In recent months we’ve announced that the National Heavy Vehicle Regulator will use the funding to establish a national camera system to identify drivers and operators who do not comply. And, earlier this month, the National Heavy Vehicle Regulator announced the commencement of a national health check of our fleet. The National Roadworthiness Baseline Survey means that for the first time we can aim for a single approach and set of rules to assess vehicle compliance standards. Out of this two month survey will come a snapshot of the fleet’s conditions. It will identify risk factors and it will help to develop a national risk-based inspection approach that will show up high risk systems, vehicles, or operators.
I do want to emphasise very strongly the importance of thinking and acting nationally when we are considering the safety. Collecting data nationally will enable us to develop consistent inspection regimes and enforcement across Australia. Just as we need a national approach to road safety, heavy vehicle safety must be seen as a shared responsibility. Road accidents involving trucks aren’t usually the sole responsibility of the driver; drivers only have so much control. The Turnbull Government recognises that there are many links in the chain and the acts or omissions of someone in any one of those links can influence the safety of a journey. That’s why we support the strengthening of the chain of responsibility regime in the heavy vehicle national law.
Bringing in a primary duty of care means everyone, from the consignor to the loader, will need to look at their safety obligations in a more holistic way. It will not be sufficient just to tick the boxes you think will apply to you and hope the rest takes care of itself. The legislative changes have been approved by transport ministers and are likely to be introduced into the Queensland Parliament in October. Because these are complex and far-reaching changes, we need to make sure everyone understands what they mean and everyone is ready to put them in practice.

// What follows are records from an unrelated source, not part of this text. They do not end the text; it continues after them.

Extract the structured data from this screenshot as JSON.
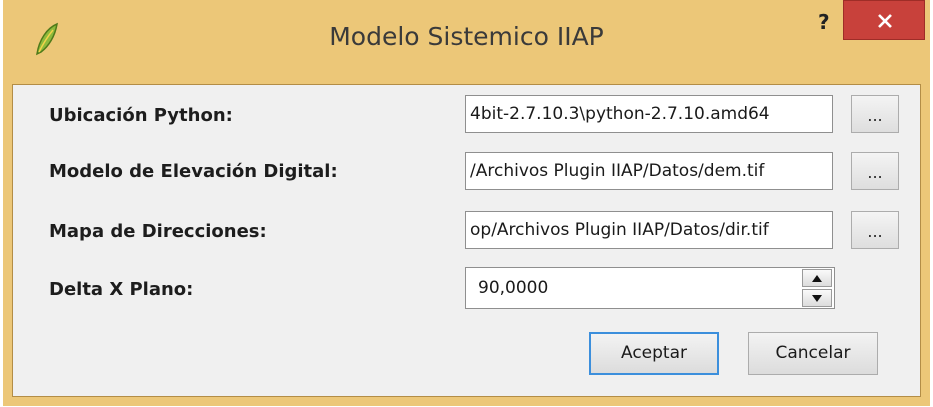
{
  "window": {
    "title": "Modelo Sistemico IIAP",
    "help_label": "?",
    "app_icon": "qgis-leaf-icon",
    "close_icon": "close-icon",
    "accent_close": "#c8413b",
    "frame_color": "#ecc778"
  },
  "form": {
    "python": {
      "label": "Ubicación Python:",
      "value": "4bit-2.7.10.3\\python-2.7.10.amd64",
      "browse_label": "..."
    },
    "dem": {
      "label": "Modelo de Elevación Digital:",
      "value": "/Archivos Plugin IIAP/Datos/dem.tif",
      "browse_label": "..."
    },
    "dir": {
      "label": "Mapa de Direcciones:",
      "value": "op/Archivos Plugin IIAP/Datos/dir.tif",
      "browse_label": "..."
    },
    "delta": {
      "label": "Delta X Plano:",
      "value": "90,0000"
    }
  },
  "buttons": {
    "accept": "Aceptar",
    "cancel": "Cancelar"
  }
}
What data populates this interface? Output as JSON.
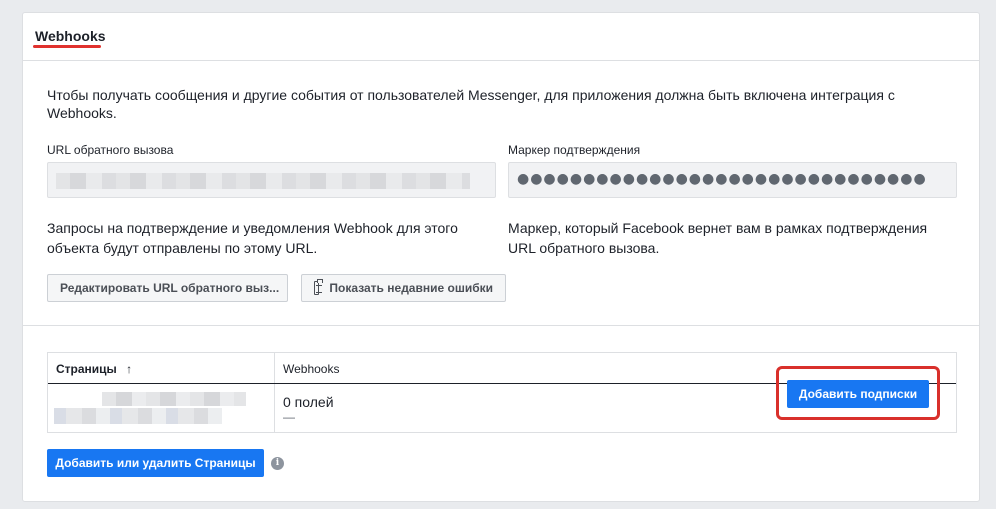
{
  "section": {
    "title": "Webhooks",
    "intro": "Чтобы получать сообщения и другие события от пользователей Messenger, для приложения должна быть включена интеграция с Webhooks."
  },
  "callback_url": {
    "label": "URL обратного вызова",
    "help": "Запросы на подтверждение и уведомления Webhook для этого объекта будут отправлены по этому URL."
  },
  "verify_token": {
    "label": "Маркер подтверждения",
    "value_masked": "●●●●●●●●●●●●●●●●●●●●●●●●●●●●●●●",
    "help": "Маркер, который Facebook вернет вам в рамках подтверждения URL обратного вызова."
  },
  "buttons": {
    "edit_callback": "Редактировать URL обратного выз...",
    "show_errors": "Показать недавние ошибки",
    "add_subscriptions": "Добавить подписки",
    "add_remove_pages": "Добавить или удалить Страницы"
  },
  "table": {
    "col_pages": "Страницы",
    "sort_indicator": "↑",
    "col_webhooks": "Webhooks",
    "rows": [
      {
        "fields": "0 полей",
        "dash": "—"
      }
    ]
  },
  "colors": {
    "primary": "#1877f2",
    "highlight": "#d9302b",
    "background": "#e9ebee"
  },
  "icons": [
    "clipboard-icon",
    "info-icon",
    "sort-up-icon"
  ]
}
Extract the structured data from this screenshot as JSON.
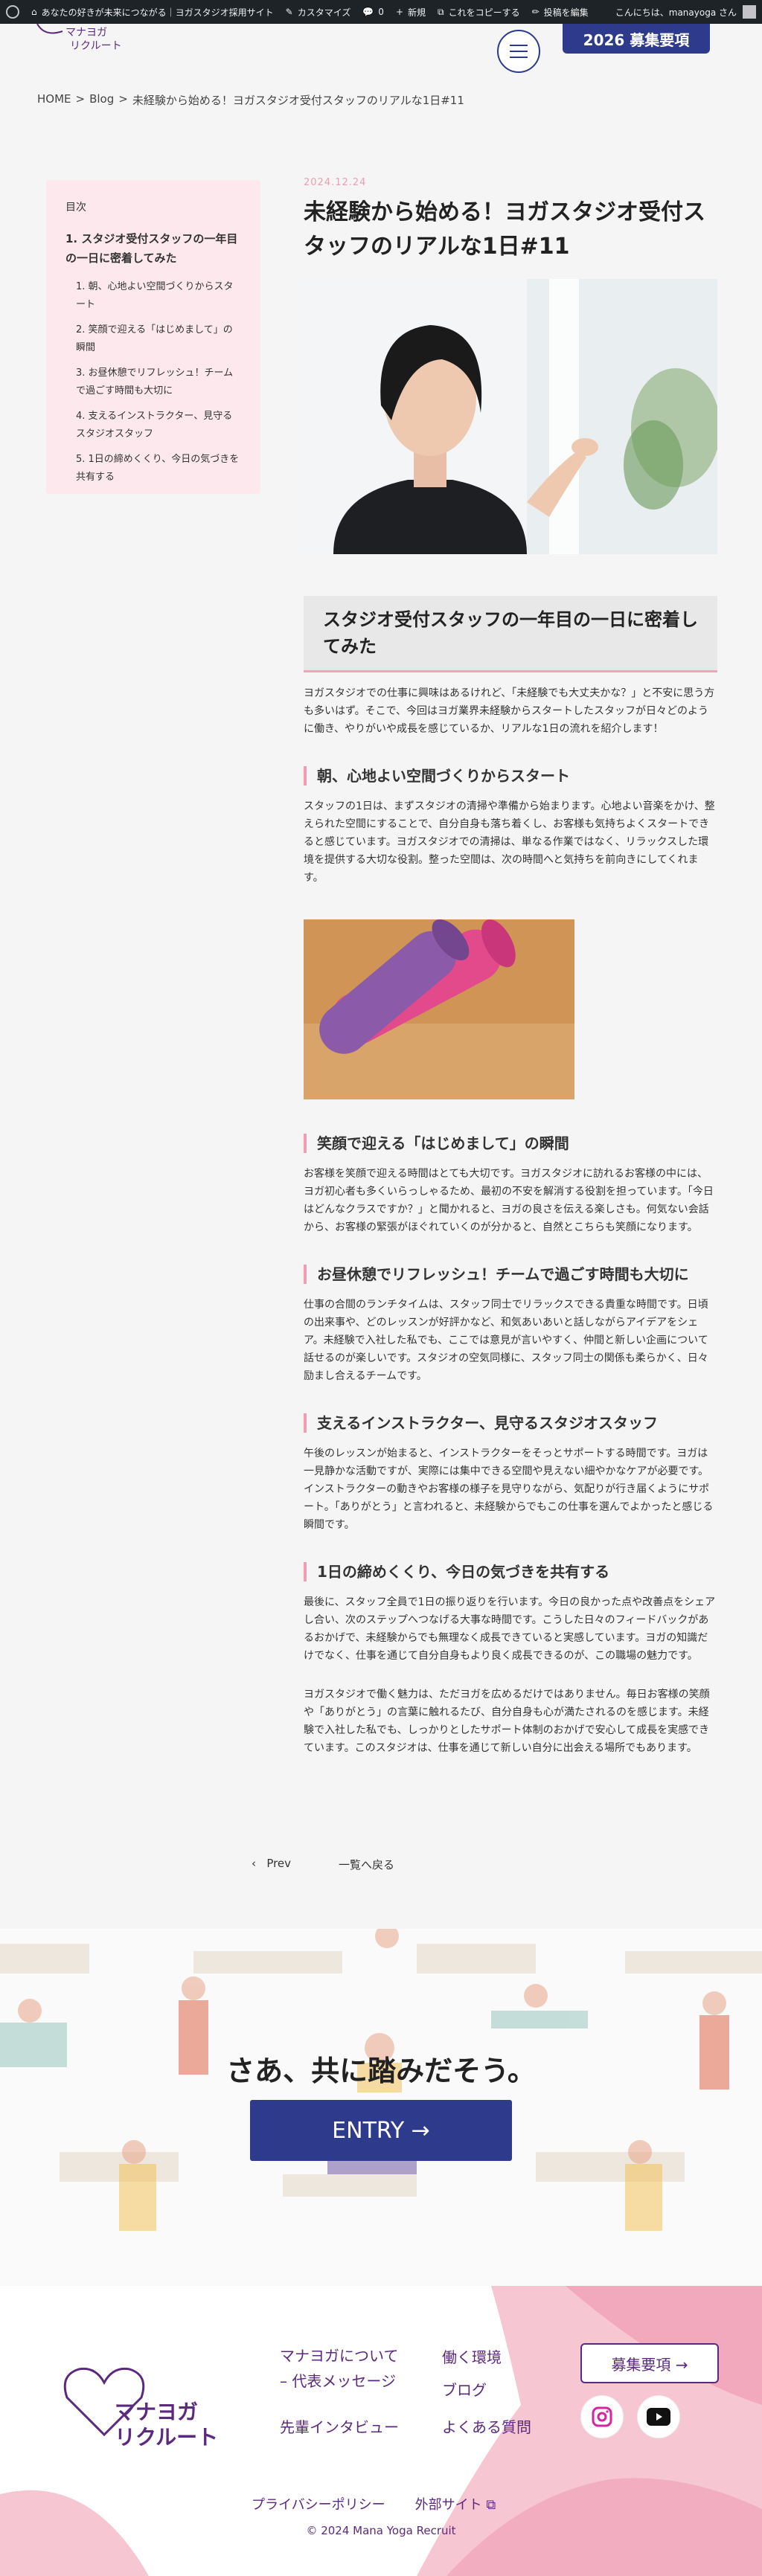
{
  "adminbar": {
    "site_name": "あなたの好きが未来につながる｜ヨガスタジオ採用サイト",
    "customize": "カスタマイズ",
    "comments": "0",
    "new": "新規",
    "copy": "これをコピーする",
    "edit": "投稿を編集",
    "greeting": "こんにちは、manayoga さん"
  },
  "header": {
    "logo_text": "マナヨガリクルート",
    "recruit_button": "2026 募集要項"
  },
  "breadcrumb": {
    "home": "HOME",
    "sep": ">",
    "blog": "Blog",
    "current": "未経験から始める！ヨガスタジオ受付スタッフのリアルな1日#11"
  },
  "toc": {
    "title": "目次",
    "main": "1. スタジオ受付スタッフの一年目の一日に密着してみた",
    "items": [
      "1. 朝、心地よい空間づくりからスタート",
      "2. 笑顔で迎える「はじめまして」の瞬間",
      "3. お昼休憩でリフレッシュ！チームで過ごす時間も大切に",
      "4. 支えるインストラクター、見守るスタジオスタッフ",
      "5. 1日の締めくくり、今日の気づきを共有する"
    ]
  },
  "article": {
    "date": "2024.12.24",
    "title": "未経験から始める！ヨガスタジオ受付スタッフのリアルな1日#11",
    "h2": "スタジオ受付スタッフの一年目の一日に密着してみた",
    "intro": "ヨガスタジオでの仕事に興味はあるけれど、「未経験でも大丈夫かな？」と不安に思う方も多いはず。そこで、今回はヨガ業界未経験からスタートしたスタッフが日々どのように働き、やりがいや成長を感じているか、リアルな1日の流れを紹介します！",
    "s1_title": "朝、心地よい空間づくりからスタート",
    "s1_text": "スタッフの1日は、まずスタジオの清掃や準備から始まります。心地よい音楽をかけ、整えられた空間にすることで、自分自身も落ち着くし、お客様も気持ちよくスタートできると感じています。ヨガスタジオでの清掃は、単なる作業ではなく、リラックスした環境を提供する大切な役割。整った空間は、次の時間へと気持ちを前向きにしてくれます。",
    "s2_title": "笑顔で迎える「はじめまして」の瞬間",
    "s2_text": "お客様を笑顔で迎える時間はとても大切です。ヨガスタジオに訪れるお客様の中には、ヨガ初心者も多くいらっしゃるため、最初の不安を解消する役割を担っています。「今日はどんなクラスですか？」と聞かれると、ヨガの良さを伝える楽しさも。何気ない会話から、お客様の緊張がほぐれていくのが分かると、自然とこちらも笑顔になります。",
    "s3_title": "お昼休憩でリフレッシュ！チームで過ごす時間も大切に",
    "s3_text": "仕事の合間のランチタイムは、スタッフ同士でリラックスできる貴重な時間です。日頃の出来事や、どのレッスンが好評かなど、和気あいあいと話しながらアイデアをシェア。未経験で入社した私でも、ここでは意見が言いやすく、仲間と新しい企画について話せるのが楽しいです。スタジオの空気同様に、スタッフ同士の関係も柔らかく、日々励まし合えるチームです。",
    "s4_title": "支えるインストラクター、見守るスタジオスタッフ",
    "s4_text": "午後のレッスンが始まると、インストラクターをそっとサポートする時間です。ヨガは一見静かな活動ですが、実際には集中できる空間や見えない細やかなケアが必要です。インストラクターの動きやお客様の様子を見守りながら、気配りが行き届くようにサポート。「ありがとう」と言われると、未経験からでもこの仕事を選んでよかったと感じる瞬間です。",
    "s5_title": "1日の締めくくり、今日の気づきを共有する",
    "s5_text": "最後に、スタッフ全員で1日の振り返りを行います。今日の良かった点や改善点をシェアし合い、次のステップへつなげる大事な時間です。こうした日々のフィードバックがあるおかげで、未経験からでも無理なく成長できていると実感しています。ヨガの知識だけでなく、仕事を通じて自分自身もより良く成長できるのが、この職場の魅力です。",
    "outro": "ヨガスタジオで働く魅力は、ただヨガを広めるだけではありません。毎日お客様の笑顔や「ありがとう」の言葉に触れるたび、自分自身も心が満たされるのを感じます。未経験で入社した私でも、しっかりとしたサポート体制のおかげで安心して成長を実感できています。このスタジオは、仕事を通じて新しい自分に出会える場所でもあります。"
  },
  "pager": {
    "prev": "Prev",
    "back": "一覧へ戻る"
  },
  "cta": {
    "title": "さあ、共に踏みだそう。",
    "entry": "ENTRY →"
  },
  "footer": {
    "logo_line1": "マナヨガ",
    "logo_line2": "リクルート",
    "about": "マナヨガについて",
    "message": "– 代表メッセージ",
    "interview": "先輩インタビュー",
    "environment": "働く環境",
    "blog": "ブログ",
    "faq": "よくある質問",
    "recruit": "募集要項 →",
    "privacy": "プライバシーポリシー",
    "external": "外部サイト",
    "copyright": "© 2024 Mana Yoga Recruit"
  },
  "colors": {
    "navy": "#2e3a8c",
    "purple": "#5c2a7d",
    "pink": "#f29cb3",
    "toc_bg": "#fde8ee"
  }
}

Therefore, these chain of responsibility amendments will not take effect until the Government is confident that industry is ready for it. The National Heavy Vehicle Regulator is there as a resource and I encourage operators to engage with the National Heavy Vehicle Regulator and actively seek information on the implications of these changes to the law for your own operation.
Let me conclude by thanking you for the opportunity to speak to you today and, again, express regret on the part of Darren Chester that he can’t be here but convey his strong commitment to road safety and to working in your industry in relation to the chain of responsibility and other issues. Improved road safety is a long game and the Australian Government is in it for the long haul; we’re strongly committed to working with you to make improvements. There is nothing more important than improved safety, for those in the industry, for other road users, and for our nation. So, good luck in your important deliberations for the rest of this conference. Both my colleague Darren Chester and I look forward to hearing of the outcomes.